Disruption potential for UK food supply chain post-Brexit


The UK’s food supply chain is facing “huge disruption” post-Brexit unless clear plans are made to guarantee frictionless trade, an industry conference has heard.

Chris Sturman, chief executive of the Food Storage and Distribution Federation (FSDF), told the Food and Drink Business UK conference in Coventry that any delay to the 14,000 trucks crossing the Channel every day could could result in disruption to the UK’s food supply chain.

Currently, 28% of the UK’s food supply comes from the EU, with the UK exporting a total of £230 billion worth of goods and services to the EU while importing £319 billion, he said.

Mr Sturman, in an interview to the BBC said: “Europe has complex supply chains and at the moment there is no clear plan from Government, and shippers will need time to adjust to a new reality.

“For every hour of delay at customs there is a £15,000 cost to road haulage and that is not sustainable.

“We also need to note that most trucks in the UK’s supply chain come from Europe, not the other way around, so if they can’t get into Britain they can go elsewhere.”

He added: “We need to be assured that customs and non-tariff barriers are removed to facilitate movement of goods as well as a rationalisation of Government border controls to avoid delays and costs.”

Mr Sturman also highlighted the potential worker and skill shortage in the industry if EU workers are not protected.

“There are approximately 350,000 EU workers supporting the UK’s supply chain that has a current labour shortage of about 50,000 workers. What happens if those EU workers are told to leave?

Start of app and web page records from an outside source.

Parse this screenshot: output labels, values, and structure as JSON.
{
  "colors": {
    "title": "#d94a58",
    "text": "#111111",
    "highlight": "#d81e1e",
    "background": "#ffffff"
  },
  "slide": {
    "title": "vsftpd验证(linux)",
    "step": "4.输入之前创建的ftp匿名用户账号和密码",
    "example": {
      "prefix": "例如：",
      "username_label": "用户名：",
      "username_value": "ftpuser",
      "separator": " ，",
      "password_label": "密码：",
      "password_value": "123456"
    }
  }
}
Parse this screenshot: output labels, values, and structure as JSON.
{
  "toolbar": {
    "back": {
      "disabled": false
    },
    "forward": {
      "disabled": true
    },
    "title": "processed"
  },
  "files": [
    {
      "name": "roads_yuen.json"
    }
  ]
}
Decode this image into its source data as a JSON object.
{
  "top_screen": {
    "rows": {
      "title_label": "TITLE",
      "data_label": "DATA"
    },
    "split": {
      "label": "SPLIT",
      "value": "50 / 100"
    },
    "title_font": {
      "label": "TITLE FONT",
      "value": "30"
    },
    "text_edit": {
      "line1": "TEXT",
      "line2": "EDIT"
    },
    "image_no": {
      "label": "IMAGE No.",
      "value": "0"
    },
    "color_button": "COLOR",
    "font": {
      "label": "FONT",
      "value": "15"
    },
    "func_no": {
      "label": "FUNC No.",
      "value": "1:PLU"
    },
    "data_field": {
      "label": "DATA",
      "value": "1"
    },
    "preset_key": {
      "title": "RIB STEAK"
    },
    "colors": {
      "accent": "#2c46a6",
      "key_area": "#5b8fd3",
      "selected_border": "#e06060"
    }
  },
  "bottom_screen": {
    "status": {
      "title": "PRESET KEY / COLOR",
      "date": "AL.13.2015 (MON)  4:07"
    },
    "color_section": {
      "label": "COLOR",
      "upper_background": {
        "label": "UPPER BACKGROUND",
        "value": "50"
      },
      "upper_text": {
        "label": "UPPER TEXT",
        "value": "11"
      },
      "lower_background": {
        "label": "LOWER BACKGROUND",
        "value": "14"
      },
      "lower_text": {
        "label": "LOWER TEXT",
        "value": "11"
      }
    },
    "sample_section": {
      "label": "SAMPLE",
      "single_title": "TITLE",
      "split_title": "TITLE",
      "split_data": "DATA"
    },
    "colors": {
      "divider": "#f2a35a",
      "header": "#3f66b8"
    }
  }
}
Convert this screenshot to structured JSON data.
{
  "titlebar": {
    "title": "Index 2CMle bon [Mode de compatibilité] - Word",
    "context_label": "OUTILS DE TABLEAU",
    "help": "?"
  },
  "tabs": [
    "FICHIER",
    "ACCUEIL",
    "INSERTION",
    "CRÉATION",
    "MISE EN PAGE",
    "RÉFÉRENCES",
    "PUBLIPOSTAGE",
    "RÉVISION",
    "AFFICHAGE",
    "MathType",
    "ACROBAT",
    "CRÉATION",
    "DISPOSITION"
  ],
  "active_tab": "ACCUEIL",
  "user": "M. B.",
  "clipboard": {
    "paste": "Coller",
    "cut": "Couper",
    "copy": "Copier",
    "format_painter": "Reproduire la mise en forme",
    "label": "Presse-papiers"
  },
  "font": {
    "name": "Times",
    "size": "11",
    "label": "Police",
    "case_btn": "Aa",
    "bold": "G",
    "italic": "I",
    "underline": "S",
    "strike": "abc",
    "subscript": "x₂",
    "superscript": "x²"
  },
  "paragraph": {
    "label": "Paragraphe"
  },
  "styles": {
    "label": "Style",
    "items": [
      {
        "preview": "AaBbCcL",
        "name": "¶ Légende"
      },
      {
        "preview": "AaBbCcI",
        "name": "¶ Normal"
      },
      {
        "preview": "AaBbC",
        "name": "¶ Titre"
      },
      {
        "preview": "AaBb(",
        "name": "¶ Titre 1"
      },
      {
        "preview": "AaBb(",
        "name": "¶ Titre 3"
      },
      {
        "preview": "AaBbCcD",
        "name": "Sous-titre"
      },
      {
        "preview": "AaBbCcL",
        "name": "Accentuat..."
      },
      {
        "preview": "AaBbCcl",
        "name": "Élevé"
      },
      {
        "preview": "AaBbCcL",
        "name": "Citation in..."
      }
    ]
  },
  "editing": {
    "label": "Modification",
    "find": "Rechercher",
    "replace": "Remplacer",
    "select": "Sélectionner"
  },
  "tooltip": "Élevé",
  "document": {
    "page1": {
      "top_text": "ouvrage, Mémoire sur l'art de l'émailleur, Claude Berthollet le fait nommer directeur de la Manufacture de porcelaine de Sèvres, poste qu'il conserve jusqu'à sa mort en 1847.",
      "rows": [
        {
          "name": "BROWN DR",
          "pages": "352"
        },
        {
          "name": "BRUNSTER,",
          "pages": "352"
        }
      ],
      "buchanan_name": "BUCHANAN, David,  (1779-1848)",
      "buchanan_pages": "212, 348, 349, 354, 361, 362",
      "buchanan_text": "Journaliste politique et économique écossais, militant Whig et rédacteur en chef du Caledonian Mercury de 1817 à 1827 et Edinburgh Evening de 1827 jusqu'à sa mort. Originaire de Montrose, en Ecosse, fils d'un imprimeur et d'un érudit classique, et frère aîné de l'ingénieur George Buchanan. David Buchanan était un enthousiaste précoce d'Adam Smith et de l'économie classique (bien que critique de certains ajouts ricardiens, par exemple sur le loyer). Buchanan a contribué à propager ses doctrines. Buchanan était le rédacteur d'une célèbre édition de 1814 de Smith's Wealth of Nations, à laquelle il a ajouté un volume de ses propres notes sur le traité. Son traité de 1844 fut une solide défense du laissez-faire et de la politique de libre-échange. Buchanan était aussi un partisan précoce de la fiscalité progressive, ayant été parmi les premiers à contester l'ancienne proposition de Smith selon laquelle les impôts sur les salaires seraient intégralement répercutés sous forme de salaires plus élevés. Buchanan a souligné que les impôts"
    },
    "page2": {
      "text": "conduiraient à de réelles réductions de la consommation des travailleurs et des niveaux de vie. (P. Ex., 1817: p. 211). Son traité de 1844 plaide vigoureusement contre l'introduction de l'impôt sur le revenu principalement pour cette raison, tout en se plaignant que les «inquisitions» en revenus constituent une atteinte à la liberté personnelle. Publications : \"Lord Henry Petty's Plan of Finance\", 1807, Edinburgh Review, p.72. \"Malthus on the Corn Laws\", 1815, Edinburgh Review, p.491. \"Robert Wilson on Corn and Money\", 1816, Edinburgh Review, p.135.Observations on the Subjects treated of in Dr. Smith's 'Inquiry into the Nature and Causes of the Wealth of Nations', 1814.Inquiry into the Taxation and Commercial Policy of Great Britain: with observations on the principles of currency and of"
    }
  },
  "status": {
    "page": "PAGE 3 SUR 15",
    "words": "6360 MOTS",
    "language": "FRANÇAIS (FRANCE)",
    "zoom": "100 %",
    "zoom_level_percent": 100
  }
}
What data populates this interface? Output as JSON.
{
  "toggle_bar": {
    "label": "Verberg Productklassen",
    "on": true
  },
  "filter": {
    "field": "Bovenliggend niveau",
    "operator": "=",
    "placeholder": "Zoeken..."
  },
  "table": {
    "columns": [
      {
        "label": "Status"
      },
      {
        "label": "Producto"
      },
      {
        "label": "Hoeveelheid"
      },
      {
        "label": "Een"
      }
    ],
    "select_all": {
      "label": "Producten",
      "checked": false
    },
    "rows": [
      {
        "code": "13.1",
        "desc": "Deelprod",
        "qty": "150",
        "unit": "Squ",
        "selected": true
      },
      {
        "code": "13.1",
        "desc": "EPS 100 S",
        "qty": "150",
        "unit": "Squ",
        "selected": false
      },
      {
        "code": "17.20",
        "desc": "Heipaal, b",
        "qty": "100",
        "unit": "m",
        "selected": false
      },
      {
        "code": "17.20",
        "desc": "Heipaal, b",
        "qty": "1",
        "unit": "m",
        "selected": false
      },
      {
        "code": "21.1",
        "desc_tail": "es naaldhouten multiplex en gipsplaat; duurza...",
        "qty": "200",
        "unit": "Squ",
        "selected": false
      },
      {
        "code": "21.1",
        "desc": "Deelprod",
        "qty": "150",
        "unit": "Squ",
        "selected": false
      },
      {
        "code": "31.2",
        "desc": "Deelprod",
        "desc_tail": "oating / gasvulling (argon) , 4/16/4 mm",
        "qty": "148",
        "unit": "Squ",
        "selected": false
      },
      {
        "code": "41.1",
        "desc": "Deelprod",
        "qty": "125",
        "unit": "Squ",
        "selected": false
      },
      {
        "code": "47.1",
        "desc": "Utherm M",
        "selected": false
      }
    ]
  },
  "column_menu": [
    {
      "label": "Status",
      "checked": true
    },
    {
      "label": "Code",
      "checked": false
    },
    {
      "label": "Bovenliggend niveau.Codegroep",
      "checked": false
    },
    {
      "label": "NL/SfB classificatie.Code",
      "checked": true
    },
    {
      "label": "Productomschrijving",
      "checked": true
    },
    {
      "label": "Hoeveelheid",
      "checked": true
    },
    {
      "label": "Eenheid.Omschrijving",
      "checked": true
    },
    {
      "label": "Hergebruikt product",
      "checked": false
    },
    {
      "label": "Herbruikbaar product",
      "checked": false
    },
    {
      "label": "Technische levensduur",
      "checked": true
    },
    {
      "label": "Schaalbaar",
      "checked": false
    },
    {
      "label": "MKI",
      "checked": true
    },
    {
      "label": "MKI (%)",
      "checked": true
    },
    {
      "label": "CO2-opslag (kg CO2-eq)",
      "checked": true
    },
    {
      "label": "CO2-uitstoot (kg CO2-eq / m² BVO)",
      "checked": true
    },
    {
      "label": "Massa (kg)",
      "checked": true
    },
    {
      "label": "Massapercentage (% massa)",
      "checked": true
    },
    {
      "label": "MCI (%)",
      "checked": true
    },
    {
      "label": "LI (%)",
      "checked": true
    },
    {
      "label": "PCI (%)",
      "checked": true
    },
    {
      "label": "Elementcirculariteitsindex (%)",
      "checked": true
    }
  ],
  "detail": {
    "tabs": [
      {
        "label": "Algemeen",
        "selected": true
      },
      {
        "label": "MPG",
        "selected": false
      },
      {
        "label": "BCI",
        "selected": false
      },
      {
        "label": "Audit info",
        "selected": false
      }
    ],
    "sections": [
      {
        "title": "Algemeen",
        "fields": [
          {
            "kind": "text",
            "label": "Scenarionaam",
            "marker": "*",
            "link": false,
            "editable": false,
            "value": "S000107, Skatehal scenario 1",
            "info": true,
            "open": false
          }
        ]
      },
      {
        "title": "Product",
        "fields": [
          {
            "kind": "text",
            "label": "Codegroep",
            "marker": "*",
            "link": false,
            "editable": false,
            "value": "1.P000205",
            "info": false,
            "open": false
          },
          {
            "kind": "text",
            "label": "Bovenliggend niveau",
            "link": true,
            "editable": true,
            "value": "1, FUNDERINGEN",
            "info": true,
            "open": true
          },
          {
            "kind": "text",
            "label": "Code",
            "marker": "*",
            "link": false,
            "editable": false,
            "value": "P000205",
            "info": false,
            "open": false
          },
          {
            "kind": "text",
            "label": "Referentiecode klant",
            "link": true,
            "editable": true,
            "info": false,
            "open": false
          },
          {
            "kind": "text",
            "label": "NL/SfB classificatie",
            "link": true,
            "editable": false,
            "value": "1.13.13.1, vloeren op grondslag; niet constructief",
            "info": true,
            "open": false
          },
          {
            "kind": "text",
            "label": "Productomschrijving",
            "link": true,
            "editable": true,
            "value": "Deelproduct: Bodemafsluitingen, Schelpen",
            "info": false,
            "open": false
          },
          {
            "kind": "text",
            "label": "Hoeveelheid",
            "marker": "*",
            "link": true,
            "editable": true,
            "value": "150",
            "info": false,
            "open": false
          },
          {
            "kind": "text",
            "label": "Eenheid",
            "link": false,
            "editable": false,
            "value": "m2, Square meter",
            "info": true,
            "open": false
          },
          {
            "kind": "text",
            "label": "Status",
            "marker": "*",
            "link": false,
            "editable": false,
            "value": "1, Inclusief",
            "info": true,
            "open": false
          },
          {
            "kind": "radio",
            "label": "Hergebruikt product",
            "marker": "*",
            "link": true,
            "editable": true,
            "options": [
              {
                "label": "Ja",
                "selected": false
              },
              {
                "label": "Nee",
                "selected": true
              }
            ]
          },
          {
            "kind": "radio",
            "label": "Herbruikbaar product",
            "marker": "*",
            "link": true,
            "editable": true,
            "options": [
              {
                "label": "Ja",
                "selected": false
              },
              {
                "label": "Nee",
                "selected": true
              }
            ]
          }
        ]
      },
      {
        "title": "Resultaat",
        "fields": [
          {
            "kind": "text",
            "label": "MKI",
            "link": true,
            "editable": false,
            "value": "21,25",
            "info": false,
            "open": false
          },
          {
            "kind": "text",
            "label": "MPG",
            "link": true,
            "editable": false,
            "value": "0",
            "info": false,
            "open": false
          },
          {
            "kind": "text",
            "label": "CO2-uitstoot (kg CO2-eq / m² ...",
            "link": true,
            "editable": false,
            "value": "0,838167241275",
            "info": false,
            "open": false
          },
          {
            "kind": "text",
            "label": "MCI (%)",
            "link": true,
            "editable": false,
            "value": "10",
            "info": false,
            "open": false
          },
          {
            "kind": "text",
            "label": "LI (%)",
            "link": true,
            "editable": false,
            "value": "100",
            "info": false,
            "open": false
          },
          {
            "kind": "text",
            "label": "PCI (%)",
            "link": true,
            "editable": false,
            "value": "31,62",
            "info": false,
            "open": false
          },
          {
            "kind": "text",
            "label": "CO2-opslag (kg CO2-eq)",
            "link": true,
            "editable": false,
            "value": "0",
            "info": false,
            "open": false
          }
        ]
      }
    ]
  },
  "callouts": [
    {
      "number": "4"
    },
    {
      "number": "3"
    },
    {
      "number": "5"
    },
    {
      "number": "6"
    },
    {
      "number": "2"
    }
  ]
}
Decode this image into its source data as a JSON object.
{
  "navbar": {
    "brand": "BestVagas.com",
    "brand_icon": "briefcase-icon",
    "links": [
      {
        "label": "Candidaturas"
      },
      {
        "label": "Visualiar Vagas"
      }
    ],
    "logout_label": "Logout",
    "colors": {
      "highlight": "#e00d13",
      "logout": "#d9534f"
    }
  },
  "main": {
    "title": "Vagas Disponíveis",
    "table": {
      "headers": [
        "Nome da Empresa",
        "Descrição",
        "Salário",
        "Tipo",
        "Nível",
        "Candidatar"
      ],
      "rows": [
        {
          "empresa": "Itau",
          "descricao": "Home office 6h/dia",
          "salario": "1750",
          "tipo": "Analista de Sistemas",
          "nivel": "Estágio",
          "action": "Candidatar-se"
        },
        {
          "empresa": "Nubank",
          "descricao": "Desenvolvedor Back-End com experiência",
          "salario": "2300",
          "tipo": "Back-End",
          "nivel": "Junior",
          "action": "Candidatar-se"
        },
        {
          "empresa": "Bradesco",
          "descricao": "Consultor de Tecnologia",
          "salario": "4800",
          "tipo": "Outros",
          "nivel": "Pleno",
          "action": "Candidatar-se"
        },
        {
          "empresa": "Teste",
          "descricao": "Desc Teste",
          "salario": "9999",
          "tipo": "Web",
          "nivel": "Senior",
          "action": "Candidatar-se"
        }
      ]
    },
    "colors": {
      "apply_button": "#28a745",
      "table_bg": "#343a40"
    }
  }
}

“There are difficult political realities to face up to as part of Brexit but the hard realities are we need to trade and we need to eat. If these problems are not solved, consumers face a dire situation.”